--- Provided records Enclosed Below ---

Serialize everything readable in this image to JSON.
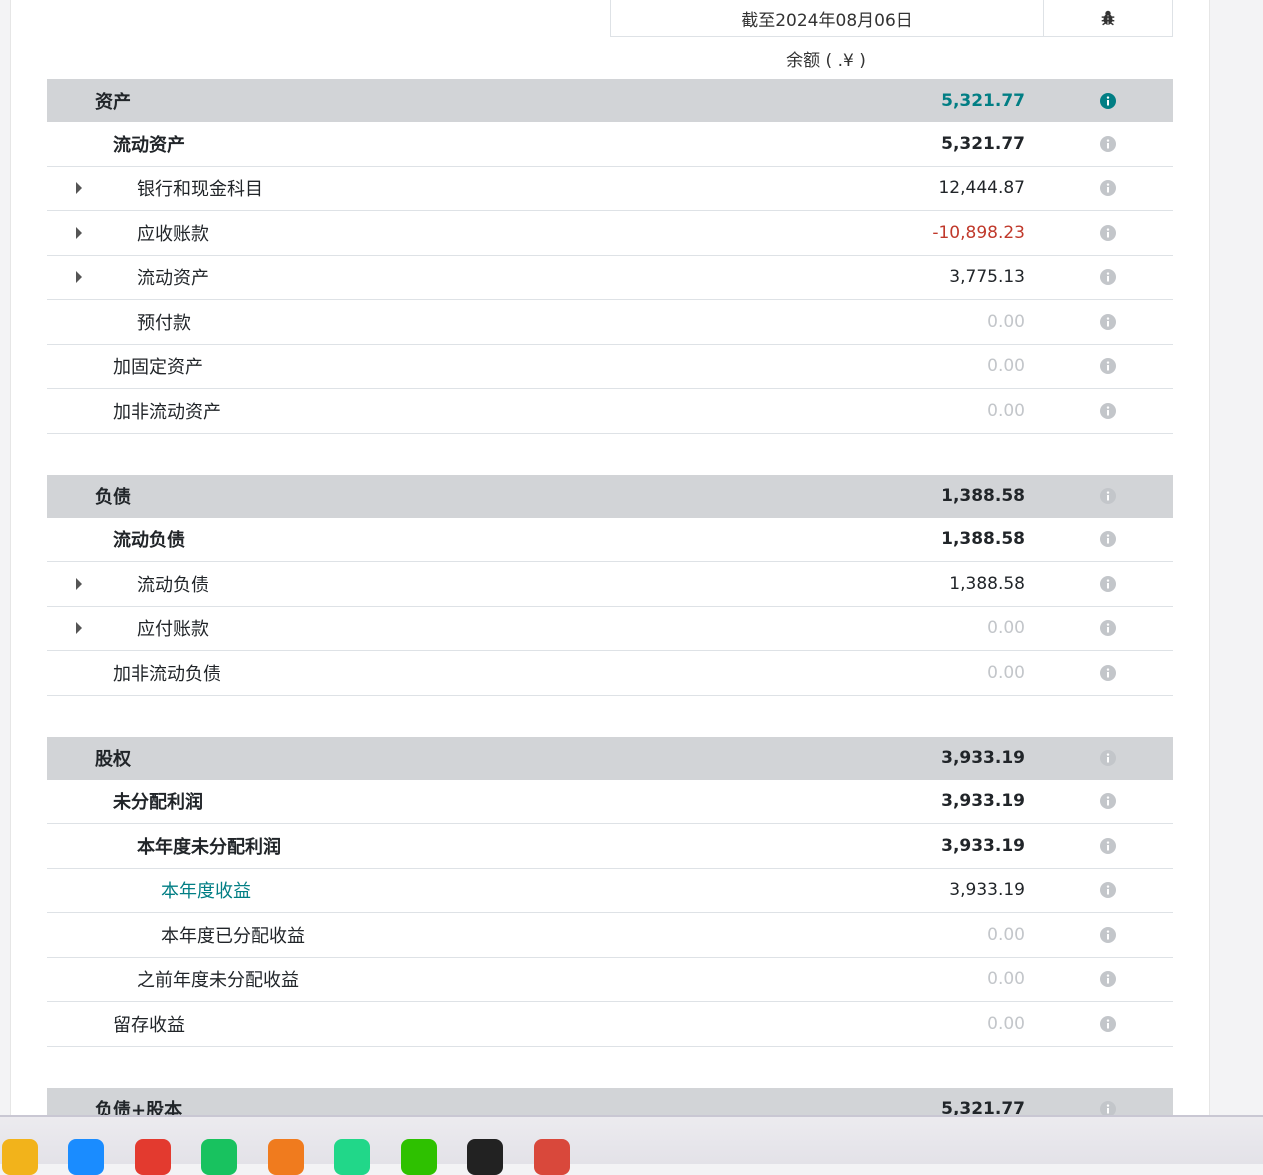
{
  "header": {
    "date_label": "截至2024年08月06日",
    "balance_label": "余额 ( .¥ )",
    "debug_icon": "bug-icon"
  },
  "rows": [
    {
      "label": "资产",
      "value": "5,321.77",
      "type": "section",
      "indent": 48,
      "value_color": "#017e84",
      "info_color": "#017e84"
    },
    {
      "label": "流动资产",
      "value": "5,321.77",
      "type": "bold",
      "indent": 66
    },
    {
      "label": "银行和现金科目",
      "value": "12,444.87",
      "type": "normal",
      "indent": 90,
      "expandable": true
    },
    {
      "label": "应收账款",
      "value": "-10,898.23",
      "type": "normal",
      "indent": 90,
      "expandable": true,
      "value_style": "neg"
    },
    {
      "label": "流动资产",
      "value": "3,775.13",
      "type": "normal",
      "indent": 90,
      "expandable": true
    },
    {
      "label": "预付款",
      "value": "0.00",
      "type": "normal",
      "indent": 90,
      "value_style": "muted"
    },
    {
      "label": "加固定资产",
      "value": "0.00",
      "type": "normal",
      "indent": 66,
      "value_style": "muted"
    },
    {
      "label": "加非流动资产",
      "value": "0.00",
      "type": "normal",
      "indent": 66,
      "value_style": "muted"
    },
    {
      "type": "gap"
    },
    {
      "label": "负债",
      "value": "1,388.58",
      "type": "section",
      "indent": 48
    },
    {
      "label": "流动负债",
      "value": "1,388.58",
      "type": "bold",
      "indent": 66
    },
    {
      "label": "流动负债",
      "value": "1,388.58",
      "type": "normal",
      "indent": 90,
      "expandable": true
    },
    {
      "label": "应付账款",
      "value": "0.00",
      "type": "normal",
      "indent": 90,
      "expandable": true,
      "value_style": "muted"
    },
    {
      "label": "加非流动负债",
      "value": "0.00",
      "type": "normal",
      "indent": 66,
      "value_style": "muted"
    },
    {
      "type": "gap"
    },
    {
      "label": "股权",
      "value": "3,933.19",
      "type": "section",
      "indent": 48
    },
    {
      "label": "未分配利润",
      "value": "3,933.19",
      "type": "bold",
      "indent": 66
    },
    {
      "label": "本年度未分配利润",
      "value": "3,933.19",
      "type": "bold",
      "indent": 90
    },
    {
      "label": "本年度收益",
      "value": "3,933.19",
      "type": "normal",
      "indent": 114,
      "label_style": "teal"
    },
    {
      "label": "本年度已分配收益",
      "value": "0.00",
      "type": "normal",
      "indent": 114,
      "value_style": "muted"
    },
    {
      "label": "之前年度未分配收益",
      "value": "0.00",
      "type": "normal",
      "indent": 90,
      "value_style": "muted"
    },
    {
      "label": "留存收益",
      "value": "0.00",
      "type": "normal",
      "indent": 66,
      "value_style": "muted"
    },
    {
      "type": "gap"
    },
    {
      "label": "负债+股本",
      "value": "5,321.77",
      "type": "section",
      "indent": 48
    }
  ],
  "taskbar": {
    "apps": [
      {
        "name": "folder-icon",
        "color": "#f2b31b"
      },
      {
        "name": "kugou-icon",
        "color": "#1a8cff"
      },
      {
        "name": "wps-icon",
        "color": "#e33a2f"
      },
      {
        "name": "wechat-work-icon",
        "color": "#18c25f"
      },
      {
        "name": "git-icon",
        "color": "#f07b1e"
      },
      {
        "name": "pycharm-icon",
        "color": "#21d789"
      },
      {
        "name": "wechat-icon",
        "color": "#2ec100"
      },
      {
        "name": "qq-icon",
        "color": "#222222"
      },
      {
        "name": "app-icon",
        "color": "#d9483b"
      }
    ]
  }
}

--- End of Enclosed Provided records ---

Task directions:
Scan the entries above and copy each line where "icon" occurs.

Response:
    "debug_icon": "bug-icon"
        "name": "folder-icon",
        "name": "kugou-icon",
        "name": "wps-icon",
        "name": "wechat-work-icon",
        "name": "git-icon",
        "name": "pycharm-icon",
        "name": "wechat-icon",
        "name": "qq-icon",
        "name": "app-icon",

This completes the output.